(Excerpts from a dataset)
##############################

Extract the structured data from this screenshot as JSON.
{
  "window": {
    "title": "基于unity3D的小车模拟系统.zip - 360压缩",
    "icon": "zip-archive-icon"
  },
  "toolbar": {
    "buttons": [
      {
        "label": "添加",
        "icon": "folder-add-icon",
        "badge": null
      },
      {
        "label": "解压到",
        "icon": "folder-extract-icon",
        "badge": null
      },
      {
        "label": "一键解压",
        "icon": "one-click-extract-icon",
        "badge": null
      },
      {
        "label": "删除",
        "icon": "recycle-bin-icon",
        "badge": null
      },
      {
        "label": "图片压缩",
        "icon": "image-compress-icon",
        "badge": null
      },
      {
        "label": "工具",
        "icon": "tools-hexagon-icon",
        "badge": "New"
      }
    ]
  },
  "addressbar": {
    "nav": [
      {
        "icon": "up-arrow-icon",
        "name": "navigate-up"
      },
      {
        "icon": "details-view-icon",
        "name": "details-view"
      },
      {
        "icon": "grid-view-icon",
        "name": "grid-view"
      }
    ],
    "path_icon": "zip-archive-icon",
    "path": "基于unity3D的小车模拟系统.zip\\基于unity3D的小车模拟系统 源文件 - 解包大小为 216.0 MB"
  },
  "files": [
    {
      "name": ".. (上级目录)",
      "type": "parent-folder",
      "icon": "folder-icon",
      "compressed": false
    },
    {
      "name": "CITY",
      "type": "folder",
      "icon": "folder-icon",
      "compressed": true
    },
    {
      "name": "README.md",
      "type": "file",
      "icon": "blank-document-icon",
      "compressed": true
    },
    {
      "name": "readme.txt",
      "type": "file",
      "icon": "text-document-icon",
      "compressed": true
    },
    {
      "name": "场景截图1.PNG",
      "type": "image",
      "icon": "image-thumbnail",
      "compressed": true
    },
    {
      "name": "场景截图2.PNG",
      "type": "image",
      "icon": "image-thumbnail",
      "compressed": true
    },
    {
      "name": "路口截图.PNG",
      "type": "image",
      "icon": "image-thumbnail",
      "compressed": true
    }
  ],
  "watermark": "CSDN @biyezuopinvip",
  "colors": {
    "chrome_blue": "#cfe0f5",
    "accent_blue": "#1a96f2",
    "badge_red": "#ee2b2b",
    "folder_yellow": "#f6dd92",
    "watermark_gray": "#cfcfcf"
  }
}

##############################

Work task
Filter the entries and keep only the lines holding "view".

Written answer
        "icon": "details-view-icon",
        "name": "details-view"
        "icon": "grid-view-icon",
        "name": "grid-view"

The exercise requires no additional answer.